INFRAME: Art in elastic timber frameDesign, 2019
The INFRAME pavilion is a temporary timber elastic gridshell structure built on the MIT campus in September 2019 as part of Judyta Cichocka's CEE MEng thesis. The structure transforms the function of the public staircase between buildings E15 and E25 on the MIT campus into a performance area. A single layer gridshell becomes a real temporary outdoor stage for electronic music performances, a canvas for a video-mapping show, and has multiple imaginary roles invented by potential next owners. The ultimate goal of the project was to design an elastic timber gridshell, which can be constructed in real-life scenario, providing a functional space for experimental artistic performances and which endeavors to embody the principles of structural art: economy, efficiency and elegance. The challenge lied in development of the design strategy, which allows rapid construction by a small group of inexperienced builders at minimum cost while complying to the building code in Massachusetts (which was required by MIT).
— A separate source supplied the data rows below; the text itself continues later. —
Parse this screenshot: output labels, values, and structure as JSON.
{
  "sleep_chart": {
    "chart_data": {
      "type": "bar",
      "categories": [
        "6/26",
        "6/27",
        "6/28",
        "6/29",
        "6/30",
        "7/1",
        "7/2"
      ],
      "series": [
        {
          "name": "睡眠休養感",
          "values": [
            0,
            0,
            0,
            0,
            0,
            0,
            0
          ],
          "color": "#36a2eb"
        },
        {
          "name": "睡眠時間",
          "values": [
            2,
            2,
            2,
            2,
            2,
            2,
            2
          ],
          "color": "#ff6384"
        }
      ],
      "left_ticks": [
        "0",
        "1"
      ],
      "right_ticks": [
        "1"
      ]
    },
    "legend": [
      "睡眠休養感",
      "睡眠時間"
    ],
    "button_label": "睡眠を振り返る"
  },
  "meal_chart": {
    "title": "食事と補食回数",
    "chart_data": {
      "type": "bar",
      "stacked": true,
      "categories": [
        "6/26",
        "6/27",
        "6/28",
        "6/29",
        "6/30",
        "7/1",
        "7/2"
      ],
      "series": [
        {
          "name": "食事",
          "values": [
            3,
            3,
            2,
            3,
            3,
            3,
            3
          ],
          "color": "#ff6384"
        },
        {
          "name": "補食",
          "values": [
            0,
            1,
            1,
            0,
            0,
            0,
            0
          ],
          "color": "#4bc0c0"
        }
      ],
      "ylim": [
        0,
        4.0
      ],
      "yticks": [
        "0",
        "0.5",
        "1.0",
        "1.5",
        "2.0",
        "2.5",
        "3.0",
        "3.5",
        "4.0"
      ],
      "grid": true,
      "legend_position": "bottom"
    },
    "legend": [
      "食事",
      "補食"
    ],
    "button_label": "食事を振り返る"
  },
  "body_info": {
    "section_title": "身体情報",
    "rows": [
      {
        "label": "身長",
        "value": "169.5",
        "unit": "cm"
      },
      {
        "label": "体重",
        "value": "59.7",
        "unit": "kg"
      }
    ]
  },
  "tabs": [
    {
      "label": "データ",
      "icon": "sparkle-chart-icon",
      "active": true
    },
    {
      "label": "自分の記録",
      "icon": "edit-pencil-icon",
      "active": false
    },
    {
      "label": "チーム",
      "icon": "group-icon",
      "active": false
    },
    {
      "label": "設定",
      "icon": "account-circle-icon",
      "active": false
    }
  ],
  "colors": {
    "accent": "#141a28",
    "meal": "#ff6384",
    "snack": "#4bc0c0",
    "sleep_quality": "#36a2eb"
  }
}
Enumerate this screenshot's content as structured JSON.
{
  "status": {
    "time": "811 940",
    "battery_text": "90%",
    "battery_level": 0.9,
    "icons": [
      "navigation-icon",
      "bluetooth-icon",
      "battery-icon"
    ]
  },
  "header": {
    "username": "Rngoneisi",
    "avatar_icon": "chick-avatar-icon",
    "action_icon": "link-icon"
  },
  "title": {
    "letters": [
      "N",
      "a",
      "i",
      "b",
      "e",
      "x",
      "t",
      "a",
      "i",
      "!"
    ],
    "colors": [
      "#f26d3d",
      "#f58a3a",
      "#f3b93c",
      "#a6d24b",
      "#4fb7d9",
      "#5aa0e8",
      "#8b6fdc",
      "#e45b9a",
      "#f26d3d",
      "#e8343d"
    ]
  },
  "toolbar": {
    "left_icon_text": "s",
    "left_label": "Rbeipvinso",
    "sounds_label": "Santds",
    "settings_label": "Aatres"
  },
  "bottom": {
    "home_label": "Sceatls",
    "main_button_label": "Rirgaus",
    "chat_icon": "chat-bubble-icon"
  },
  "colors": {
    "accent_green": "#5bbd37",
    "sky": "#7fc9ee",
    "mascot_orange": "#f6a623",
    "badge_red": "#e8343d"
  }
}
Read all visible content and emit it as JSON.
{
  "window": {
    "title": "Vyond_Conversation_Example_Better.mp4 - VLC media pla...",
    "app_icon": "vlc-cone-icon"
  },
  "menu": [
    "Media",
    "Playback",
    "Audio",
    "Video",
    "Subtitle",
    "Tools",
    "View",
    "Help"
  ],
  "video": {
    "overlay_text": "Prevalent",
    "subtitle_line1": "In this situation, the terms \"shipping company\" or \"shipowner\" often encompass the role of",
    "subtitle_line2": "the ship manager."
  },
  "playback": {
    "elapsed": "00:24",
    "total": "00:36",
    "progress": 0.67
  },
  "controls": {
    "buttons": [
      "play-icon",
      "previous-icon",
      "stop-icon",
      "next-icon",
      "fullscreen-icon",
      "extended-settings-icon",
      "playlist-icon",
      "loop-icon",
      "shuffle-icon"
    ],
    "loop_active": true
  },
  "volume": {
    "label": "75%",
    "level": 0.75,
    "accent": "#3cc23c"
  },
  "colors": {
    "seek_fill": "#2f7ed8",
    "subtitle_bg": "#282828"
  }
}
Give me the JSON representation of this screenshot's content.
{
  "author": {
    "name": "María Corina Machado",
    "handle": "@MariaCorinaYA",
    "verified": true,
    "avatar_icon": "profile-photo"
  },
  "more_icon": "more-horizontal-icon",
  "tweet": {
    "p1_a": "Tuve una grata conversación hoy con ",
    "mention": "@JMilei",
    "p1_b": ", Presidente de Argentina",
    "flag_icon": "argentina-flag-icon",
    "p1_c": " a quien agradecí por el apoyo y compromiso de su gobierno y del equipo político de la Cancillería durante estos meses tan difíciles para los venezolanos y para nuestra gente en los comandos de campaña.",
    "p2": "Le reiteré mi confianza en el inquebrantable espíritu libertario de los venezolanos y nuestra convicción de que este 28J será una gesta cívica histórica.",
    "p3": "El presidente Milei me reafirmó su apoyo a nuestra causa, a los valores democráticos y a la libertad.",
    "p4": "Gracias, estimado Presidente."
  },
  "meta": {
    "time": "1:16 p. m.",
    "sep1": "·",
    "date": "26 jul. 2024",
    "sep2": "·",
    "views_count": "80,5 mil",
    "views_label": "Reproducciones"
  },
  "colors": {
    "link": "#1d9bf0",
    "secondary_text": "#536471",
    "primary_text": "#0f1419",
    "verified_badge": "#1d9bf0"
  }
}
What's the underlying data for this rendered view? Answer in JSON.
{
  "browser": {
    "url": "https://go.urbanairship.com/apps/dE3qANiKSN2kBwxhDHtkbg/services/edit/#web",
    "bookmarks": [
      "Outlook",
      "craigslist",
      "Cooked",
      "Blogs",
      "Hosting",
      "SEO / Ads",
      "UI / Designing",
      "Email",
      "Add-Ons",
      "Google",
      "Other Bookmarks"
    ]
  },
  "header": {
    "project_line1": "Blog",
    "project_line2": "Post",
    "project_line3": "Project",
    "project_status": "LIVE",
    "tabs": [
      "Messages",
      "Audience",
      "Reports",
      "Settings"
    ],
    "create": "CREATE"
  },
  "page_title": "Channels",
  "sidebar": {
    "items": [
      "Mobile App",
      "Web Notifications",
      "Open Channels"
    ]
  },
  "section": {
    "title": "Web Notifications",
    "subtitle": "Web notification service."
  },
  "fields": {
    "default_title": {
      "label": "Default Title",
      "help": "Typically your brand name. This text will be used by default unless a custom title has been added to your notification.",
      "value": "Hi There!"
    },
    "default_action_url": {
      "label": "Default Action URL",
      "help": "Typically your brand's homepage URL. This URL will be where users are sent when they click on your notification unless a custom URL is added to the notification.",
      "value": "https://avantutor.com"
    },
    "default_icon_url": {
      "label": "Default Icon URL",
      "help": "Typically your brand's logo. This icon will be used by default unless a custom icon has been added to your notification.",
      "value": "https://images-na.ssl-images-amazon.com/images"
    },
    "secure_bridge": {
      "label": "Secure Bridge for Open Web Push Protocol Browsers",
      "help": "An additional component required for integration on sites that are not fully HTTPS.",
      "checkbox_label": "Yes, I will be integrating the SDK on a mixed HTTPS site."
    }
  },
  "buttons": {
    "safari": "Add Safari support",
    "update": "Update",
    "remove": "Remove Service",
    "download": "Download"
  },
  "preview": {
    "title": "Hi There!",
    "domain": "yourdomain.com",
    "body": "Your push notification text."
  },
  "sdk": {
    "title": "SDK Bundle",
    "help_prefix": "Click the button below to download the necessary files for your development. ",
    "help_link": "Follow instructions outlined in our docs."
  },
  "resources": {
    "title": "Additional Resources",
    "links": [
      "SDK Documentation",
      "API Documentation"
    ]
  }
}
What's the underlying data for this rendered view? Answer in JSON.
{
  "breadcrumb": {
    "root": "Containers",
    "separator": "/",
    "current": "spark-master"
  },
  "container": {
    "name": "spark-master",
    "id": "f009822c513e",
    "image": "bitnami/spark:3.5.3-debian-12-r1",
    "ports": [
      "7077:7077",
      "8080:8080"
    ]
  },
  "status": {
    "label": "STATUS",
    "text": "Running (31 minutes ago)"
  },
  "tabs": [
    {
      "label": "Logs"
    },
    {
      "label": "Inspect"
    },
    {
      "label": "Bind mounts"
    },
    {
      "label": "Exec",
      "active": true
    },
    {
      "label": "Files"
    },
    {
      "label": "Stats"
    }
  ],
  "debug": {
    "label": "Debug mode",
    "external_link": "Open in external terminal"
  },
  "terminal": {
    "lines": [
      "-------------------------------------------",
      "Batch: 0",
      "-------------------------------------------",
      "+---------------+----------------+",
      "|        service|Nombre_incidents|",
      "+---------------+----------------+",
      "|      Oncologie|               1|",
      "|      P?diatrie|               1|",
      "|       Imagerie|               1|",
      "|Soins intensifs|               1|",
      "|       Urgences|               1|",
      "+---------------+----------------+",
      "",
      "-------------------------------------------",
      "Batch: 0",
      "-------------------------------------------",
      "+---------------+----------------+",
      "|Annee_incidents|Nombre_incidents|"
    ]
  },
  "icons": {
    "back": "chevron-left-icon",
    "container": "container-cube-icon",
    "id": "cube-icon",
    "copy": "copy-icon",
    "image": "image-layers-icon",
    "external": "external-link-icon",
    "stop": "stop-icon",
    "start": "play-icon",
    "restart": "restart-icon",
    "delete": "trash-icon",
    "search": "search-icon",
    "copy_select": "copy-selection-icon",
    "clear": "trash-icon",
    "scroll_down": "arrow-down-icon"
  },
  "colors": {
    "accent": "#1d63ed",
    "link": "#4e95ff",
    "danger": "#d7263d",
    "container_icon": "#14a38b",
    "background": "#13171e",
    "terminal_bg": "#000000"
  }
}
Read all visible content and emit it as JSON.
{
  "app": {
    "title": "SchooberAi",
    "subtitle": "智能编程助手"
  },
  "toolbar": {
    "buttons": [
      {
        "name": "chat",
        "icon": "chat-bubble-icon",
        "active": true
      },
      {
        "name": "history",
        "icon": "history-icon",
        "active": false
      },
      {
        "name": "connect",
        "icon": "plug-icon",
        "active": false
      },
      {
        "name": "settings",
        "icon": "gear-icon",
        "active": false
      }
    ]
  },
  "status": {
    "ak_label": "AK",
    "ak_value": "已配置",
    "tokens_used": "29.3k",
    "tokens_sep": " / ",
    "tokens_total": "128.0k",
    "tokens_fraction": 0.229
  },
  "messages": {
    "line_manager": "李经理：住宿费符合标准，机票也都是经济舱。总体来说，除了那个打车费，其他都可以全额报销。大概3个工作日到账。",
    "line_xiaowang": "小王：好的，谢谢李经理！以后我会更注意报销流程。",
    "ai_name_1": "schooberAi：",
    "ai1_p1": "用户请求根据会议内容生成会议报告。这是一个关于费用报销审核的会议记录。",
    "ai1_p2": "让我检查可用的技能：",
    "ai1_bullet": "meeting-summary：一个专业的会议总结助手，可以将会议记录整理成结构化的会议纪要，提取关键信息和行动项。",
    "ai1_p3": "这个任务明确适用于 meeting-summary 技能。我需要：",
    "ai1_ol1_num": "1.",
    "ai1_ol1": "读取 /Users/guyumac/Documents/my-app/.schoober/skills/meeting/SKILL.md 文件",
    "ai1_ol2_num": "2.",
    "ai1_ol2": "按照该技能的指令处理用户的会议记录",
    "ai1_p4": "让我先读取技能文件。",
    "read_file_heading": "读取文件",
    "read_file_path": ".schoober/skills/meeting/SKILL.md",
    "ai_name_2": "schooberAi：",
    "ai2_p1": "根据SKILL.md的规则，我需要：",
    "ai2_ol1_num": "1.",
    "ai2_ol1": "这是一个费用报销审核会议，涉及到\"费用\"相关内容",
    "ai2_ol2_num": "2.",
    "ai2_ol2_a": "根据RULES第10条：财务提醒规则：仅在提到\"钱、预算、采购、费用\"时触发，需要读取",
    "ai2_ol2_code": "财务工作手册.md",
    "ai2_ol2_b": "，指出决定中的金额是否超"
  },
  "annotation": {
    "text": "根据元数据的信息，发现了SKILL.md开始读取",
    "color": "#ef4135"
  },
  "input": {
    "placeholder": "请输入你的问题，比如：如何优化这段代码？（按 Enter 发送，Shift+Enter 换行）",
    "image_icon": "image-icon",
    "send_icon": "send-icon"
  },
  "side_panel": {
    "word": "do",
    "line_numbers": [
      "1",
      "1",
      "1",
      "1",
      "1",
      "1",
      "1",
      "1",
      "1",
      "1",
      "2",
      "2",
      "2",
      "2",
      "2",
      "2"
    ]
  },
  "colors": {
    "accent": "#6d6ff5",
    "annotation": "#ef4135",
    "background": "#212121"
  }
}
Caitlin Mueller and Nathan Brown featured on cover of Energy Futures magazine2016-09-01, Tags: computation multi-objective-optimization energy
Energy Futures featured Caitlin and Nate on the cover of their Autumn 2016 issue, along with an article about their work on multi-objective optimization for building energy performance in conceptual design. The full article can be read here.
Optimization for structural performance and energy usage in conceptual building designNathan Brown and Caitlin Mueller, Presentation at the 2015 Engineering Mechanics Institute Conference, 2015
A traditional goal of structural optimization has always been material reduction, which can lower both the cost and embodied energy of a design. However, when structural optimization is applied to buildings, the relationship between embodied energy of the structure and operational energy of the building is often ignored. In many cases there are clear tradeoffs between the two that can be seen even in conceptual design. In order to use optimization methods to explore the trade-offs between structure and energy usage, a translation and conversion must take place between the “sticks” analyzed by structural software and the “surfaces” analyzed by energy modeling software. Once this translation has been made, it is possible to explore different conceptual designs with reference to their structural and energy usage performance. It is also possible to scale the structural performance score by embodied energy to understand the relative importance of these different design objectives in term of a single unit – emissions.
In this talk, we present a number of case studies in which a conceptual architectural design is optimized with the multiple objectives of structural efficiency and minimized operational energy usage. The designs are first developed and parameterized using the geometric drawing software preferred by architects, and then analyzed by FEM and energy simulation programs that easily plug into this design environment. In a multiple-objective optimization problem in an architectural context, important tradeoffs occur and designers may exhibit preferences in different areas. For this reason, the rapid generation and evaluation of conceptual design alternatives in terms of both structure and operational energy gives the designer an opportunity to optimize towards a diverse range of high performing solutions. These case studies suggest a more generalized process for pursuing multiple-objective optimization in conceptual building design, which lays the groundwork for a potentially valuable tool for architectural and structural designers.